You certainly should try it! Watch one of Brenda Swenson’s videos or read her step-by-step blog posts. They are helpful and will give you some good tips for getting started.
Thanks for the tip!!
Gorgeous! I grew up in Upstate NY and miss those brilliant fall colors! Our trees change here, but it’s more like one by one. I remember the riot of color that would clothe entire mountainsides all at once. Your sketch reminds me of that.
I grew up in Troy, NY and now live in CT. We have fewer maples, more oaks, but great color just the same. More russet/gold/maroon and because the oaks hold their leaves a long time, it’s still quite colorful here.
Absolutely stunning. I could gaze at this all day. Thank you for your words, too.
Hi Missy- Thanks. I’ve done a couple of drawings and paintings of leaves this fall and this technique was most satisfying in terms of capturing the beauty of the light and color.
We need other eyes to truly see… wonderful leaves.
I like that quote!
the lovely variety of seasons is what i love about here! I could never go back and live now where there isn’t like you beautifully said : “winters will be cold and long, that spring will burst forth in birdsong and flowers, that summer will be prized for its heat and fullness, and that autumn will complete the year with a cloak of gold.” Your leaves shimmer like ‘jewels’!

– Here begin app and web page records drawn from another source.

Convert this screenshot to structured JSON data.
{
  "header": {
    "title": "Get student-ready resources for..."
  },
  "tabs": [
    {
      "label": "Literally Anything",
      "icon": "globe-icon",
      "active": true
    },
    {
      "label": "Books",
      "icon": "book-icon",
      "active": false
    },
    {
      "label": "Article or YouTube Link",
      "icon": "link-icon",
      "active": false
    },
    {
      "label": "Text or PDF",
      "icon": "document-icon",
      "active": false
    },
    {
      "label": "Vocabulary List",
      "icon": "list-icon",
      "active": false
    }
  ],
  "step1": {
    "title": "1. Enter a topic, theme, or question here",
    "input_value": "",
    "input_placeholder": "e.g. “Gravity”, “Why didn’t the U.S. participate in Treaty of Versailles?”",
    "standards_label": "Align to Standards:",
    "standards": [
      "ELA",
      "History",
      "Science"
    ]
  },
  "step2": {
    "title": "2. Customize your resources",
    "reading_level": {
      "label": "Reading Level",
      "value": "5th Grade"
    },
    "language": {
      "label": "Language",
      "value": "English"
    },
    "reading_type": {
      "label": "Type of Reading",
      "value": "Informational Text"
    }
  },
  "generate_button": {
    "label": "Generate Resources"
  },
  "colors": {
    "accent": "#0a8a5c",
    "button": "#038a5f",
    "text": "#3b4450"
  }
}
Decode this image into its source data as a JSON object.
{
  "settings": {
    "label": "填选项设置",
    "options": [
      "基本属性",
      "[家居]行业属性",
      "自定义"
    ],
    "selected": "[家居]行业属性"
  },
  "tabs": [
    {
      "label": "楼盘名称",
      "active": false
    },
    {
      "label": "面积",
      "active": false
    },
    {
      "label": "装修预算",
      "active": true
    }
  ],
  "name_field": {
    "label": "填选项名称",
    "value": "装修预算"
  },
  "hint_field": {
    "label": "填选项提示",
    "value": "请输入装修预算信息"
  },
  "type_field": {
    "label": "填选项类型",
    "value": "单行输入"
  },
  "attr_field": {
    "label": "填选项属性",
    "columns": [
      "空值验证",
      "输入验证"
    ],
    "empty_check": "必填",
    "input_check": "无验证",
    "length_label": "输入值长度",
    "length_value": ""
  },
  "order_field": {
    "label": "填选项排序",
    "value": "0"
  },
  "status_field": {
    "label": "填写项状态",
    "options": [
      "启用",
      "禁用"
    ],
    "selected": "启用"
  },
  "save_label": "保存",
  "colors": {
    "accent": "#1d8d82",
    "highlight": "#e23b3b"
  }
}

Thanks! I can’t envision leaving New England either.
This is amazing and so beautiful.
Sent from my iPad
Thanks so much for explaining how you did this amazing work. I stared into it for the longest time, trying to see what you did and wishing you’d filmed it … before scrolling down to see your explanation. Wonderful! Thanks for generously sharing your technique — that’s one thing I love so much about the watercolour community. 🙂
Hi Lisa- I sort of wish I had taken photos at various stages. It changes so dramatically from start to finish. Glad you finally saw the instruction!
It’s so interesting to read about the process. Your painting perfectly illustrates what you said at the end about not losing the spontaneity of the wet washes – there’s lots of light and life in this piece. Very appealing! (I miss seeing beech trees turning yellow in the fall – the gold leaves against the smooth gray bark – if they’re planted here, it would only be at an arboretum or residence, so I don’t see them like I used to on the east.)
Yes. I love the way beeches hold their leaves so long, adding a touch of gold to the woods even into the winter. They’re starting to curl now, which also makes for good drawing. Glad you liked the piece!
Another memory from back east – beech trees in winter – thanks for that, too.
It seems that with the changing climate fall or Autumn will not be as certain as it once was. I live on the island of Malta in the Mediterranean, and Autumn seems to have been forgotten. We go from 35 degrees Celcius to 10 degrees overnight, suffering drought in February and experiencing heatwaves in March.
Hmm- good to hear from you. We are seeing changes here too, though not as dramatic. But you are right, a changing climate puts at stake many things we take for granted.
I love this. Thank you for sharing the process. I’m going to give it a try. It is beautiful.
Thanks! Give it a go! It’s a fun way to paint– more pulling the image out of the paper than putting the image on the paper. Be sure to let each layer dry before adding a new one.
I can never get enough of the beauty of fall leaves….whether in person or in beautiful artwork such as yours! Love your work!
Thanks Teresa– I agree, the variety and color of fall leaves is astonishing. Glad you liked this one.
Beautiful nothing more nothing less..
Thanks Herman– I’m glad you liked this– and it’s getting to be that colorful time of year once again. Hope you live in a place to enjoy fall’s glory.